Here's the cheapest hard disk drive per GB right but most people can't use it

(Image credit: Seagate)
Seagate BarraCuda 6TB internal hard disk drive, $102.99

<a href="" data-link-merchant=""" target="_blank" rel="nofollow">Seagate BarraCuda 6TB internal hard disk drive, $102.99

This is an exceptionally good deal from Newegg. You won't find anything cheaper anywhere. This 6TB hard disk drive from Seagate will provide plenty of storage space for users that want a HDD that runs 24x7 with plenty of read and write.

If you're hunting for a great deal on a new HDD and happen to have a SAS (Serial-attached SCSI) controller, Newegg is currently selling the Seagate Enterprise 6TB hard disk drive for $103 direct with free shipping. 

This is the ST6000NM0034, part of the “Enterprise Capacity 3.5 HDD” family of drives destined for desktop storage, all-in-one storage, home servers, and enterprise RAID systems.

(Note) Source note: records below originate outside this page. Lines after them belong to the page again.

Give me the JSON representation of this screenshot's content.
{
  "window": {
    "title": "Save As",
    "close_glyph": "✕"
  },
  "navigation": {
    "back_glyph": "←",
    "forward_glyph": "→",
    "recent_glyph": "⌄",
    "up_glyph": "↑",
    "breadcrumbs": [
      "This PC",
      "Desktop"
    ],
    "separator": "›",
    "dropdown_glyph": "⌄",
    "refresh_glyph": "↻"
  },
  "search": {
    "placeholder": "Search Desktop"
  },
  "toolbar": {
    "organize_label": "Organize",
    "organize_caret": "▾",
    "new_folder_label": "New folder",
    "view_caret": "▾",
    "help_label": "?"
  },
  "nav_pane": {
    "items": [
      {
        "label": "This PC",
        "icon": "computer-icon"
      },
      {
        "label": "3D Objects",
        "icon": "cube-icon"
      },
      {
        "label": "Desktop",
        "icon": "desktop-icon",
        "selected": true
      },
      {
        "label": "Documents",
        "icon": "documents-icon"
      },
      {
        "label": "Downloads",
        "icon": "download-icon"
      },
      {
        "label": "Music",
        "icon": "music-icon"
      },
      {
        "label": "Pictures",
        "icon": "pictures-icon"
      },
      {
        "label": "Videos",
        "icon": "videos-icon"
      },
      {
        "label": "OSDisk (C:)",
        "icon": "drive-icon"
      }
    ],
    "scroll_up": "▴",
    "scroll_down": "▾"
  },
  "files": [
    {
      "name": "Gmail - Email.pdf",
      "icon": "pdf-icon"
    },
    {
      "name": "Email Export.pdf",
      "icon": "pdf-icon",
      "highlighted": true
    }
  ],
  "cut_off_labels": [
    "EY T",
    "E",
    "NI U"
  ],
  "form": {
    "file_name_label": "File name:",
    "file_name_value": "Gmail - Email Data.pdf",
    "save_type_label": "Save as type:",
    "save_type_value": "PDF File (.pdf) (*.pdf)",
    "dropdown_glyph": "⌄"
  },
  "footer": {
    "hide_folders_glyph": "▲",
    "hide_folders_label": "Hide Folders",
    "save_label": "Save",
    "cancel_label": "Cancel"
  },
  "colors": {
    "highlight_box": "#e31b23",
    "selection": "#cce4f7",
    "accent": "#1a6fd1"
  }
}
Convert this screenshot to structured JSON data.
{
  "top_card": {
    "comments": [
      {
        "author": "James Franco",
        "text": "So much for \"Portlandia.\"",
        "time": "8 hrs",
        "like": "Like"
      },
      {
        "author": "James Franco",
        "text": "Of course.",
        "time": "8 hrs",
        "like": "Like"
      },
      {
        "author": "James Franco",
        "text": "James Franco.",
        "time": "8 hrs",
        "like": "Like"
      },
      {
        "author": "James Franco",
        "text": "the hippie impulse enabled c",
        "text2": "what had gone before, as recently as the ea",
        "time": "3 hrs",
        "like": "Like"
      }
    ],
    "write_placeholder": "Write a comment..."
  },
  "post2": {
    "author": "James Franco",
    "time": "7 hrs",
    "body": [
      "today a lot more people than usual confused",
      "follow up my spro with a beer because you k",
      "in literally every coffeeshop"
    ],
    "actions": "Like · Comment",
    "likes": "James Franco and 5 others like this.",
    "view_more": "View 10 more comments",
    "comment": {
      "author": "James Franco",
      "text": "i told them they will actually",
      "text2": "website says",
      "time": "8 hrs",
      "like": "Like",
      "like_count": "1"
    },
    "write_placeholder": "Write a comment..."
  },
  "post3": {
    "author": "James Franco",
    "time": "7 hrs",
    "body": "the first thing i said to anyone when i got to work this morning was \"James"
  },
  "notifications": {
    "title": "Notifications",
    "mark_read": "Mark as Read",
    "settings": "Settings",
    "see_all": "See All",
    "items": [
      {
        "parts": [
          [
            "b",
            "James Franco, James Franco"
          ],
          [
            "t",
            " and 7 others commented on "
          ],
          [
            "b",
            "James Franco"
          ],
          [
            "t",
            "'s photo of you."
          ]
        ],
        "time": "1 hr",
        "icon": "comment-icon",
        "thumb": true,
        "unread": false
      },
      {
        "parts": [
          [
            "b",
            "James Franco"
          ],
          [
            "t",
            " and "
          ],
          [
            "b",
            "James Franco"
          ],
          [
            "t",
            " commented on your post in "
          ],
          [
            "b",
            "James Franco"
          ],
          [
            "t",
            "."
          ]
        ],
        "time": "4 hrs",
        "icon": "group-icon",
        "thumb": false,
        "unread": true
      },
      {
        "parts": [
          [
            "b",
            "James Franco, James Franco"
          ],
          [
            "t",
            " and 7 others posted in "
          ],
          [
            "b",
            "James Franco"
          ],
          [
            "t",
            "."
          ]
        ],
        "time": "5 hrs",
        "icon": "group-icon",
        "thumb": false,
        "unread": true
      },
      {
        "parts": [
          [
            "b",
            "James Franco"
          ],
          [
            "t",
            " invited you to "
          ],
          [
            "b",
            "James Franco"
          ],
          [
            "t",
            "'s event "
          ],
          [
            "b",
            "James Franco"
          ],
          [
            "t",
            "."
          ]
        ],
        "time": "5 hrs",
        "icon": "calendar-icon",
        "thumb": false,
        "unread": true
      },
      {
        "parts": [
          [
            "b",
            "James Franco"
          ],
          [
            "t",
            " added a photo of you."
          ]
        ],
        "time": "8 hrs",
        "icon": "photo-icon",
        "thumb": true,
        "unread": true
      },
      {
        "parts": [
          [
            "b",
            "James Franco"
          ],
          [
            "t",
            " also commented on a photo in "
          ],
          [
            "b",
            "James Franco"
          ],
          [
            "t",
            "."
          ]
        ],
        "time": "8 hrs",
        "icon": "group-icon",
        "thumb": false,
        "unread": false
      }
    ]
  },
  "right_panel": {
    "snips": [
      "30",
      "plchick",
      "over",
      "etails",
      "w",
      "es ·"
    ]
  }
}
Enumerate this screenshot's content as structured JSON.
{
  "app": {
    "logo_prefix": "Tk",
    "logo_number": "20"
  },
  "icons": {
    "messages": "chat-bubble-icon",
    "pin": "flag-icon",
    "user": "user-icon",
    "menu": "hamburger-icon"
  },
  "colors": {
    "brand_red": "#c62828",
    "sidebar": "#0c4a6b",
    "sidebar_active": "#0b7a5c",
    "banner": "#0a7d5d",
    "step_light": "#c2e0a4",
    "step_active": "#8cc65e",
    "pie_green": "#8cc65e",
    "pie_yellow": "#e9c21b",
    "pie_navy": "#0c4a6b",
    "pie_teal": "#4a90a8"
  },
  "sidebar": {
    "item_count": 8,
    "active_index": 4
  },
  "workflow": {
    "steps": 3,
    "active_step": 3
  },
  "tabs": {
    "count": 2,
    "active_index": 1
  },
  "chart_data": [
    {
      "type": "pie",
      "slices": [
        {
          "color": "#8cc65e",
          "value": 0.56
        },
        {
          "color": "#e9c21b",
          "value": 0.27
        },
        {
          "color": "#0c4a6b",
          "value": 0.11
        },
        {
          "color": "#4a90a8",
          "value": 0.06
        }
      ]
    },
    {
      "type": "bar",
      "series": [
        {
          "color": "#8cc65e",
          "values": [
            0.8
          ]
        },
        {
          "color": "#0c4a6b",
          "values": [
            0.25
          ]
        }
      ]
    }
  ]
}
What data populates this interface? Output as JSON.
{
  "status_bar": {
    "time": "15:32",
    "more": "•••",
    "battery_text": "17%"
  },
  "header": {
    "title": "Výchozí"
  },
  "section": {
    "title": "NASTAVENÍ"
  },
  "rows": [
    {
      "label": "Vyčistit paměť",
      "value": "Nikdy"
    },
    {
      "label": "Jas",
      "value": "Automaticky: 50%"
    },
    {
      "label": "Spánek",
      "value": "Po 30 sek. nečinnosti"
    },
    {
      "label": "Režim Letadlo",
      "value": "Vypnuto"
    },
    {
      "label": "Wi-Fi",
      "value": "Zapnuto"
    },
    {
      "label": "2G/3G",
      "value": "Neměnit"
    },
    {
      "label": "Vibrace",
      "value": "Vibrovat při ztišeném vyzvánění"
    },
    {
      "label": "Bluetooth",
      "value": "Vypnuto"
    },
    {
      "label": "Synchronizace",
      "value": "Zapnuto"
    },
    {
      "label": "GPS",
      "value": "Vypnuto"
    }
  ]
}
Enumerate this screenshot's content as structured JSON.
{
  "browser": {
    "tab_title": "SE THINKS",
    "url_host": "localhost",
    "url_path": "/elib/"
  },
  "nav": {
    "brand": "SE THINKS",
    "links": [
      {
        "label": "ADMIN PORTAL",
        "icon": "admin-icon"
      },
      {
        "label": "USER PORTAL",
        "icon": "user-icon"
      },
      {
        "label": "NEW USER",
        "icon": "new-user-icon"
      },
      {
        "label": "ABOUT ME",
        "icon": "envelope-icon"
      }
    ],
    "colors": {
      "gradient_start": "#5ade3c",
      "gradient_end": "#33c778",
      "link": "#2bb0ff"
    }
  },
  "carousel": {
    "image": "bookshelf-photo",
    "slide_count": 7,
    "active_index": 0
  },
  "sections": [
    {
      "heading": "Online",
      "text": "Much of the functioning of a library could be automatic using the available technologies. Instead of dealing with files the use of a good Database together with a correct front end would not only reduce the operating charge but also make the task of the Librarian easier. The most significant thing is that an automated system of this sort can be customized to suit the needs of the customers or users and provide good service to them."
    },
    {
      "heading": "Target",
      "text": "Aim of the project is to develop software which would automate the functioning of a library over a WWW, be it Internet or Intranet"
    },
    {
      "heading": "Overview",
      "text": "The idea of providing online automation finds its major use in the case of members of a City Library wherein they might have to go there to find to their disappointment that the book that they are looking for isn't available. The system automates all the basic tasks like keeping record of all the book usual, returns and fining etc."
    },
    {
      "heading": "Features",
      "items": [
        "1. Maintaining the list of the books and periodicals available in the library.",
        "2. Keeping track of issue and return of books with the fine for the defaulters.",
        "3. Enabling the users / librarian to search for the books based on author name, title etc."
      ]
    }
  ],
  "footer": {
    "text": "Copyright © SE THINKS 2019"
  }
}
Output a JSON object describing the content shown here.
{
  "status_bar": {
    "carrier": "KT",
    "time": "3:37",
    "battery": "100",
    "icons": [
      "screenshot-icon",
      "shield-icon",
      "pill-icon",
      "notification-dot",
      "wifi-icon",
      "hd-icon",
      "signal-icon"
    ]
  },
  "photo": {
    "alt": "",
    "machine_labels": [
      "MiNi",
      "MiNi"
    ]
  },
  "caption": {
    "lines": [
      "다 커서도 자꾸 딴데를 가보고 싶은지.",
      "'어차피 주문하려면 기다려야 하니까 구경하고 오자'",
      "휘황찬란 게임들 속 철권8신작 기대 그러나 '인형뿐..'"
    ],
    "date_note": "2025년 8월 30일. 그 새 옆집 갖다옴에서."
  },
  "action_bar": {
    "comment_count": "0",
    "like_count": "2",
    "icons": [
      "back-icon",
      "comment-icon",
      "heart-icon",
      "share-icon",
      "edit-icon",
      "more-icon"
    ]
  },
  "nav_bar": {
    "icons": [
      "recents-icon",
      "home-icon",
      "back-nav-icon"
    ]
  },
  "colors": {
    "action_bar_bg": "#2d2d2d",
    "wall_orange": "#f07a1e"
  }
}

Features include 128MB cache, a SAS 12Gbps interface, a 7200RPM spinning speed and, as mentioned before, a 6TB capacity with hardware-based data security and instant secure erase. At $17 per TB, it is the cheapest per-terabyte storage available on the market, at least as far as internal hard disk drives are concerned.

Just bear in mind that you will need a SAS controller to, well, make it work. This storage technology is prevalent in servers and data centers.


It comes with a one-year warranty as standard and has been engineered for 24x7 workloads of up to 550TB per year or about 10x that of desktop drives. That two million hours MTBF.

The deal may even make it cheaper for customers in other countries to buy it from Newegg than locally, even with taxes and shipping included.

The Seagate Enterprise Capacity 3.5" hard drive prevents unauthorized drive access and safeguards stored data with security features that include Secure Downloads & Diagnostics, TCG-compliant Self-Encrypting Drive and government-grade FIPS/Common Criteria tamper-resistant hard drive.

Desire Athow
Managing Editor, TechRadar Pro

Désiré has been musing and writing about technology during a career spanning four decades. He dabbled in website builders and web hosting when DHTML and frames were in vogue and started narrating about the impact of technology on society just before the start of the Y2K hysteria at the turn of the last millennium.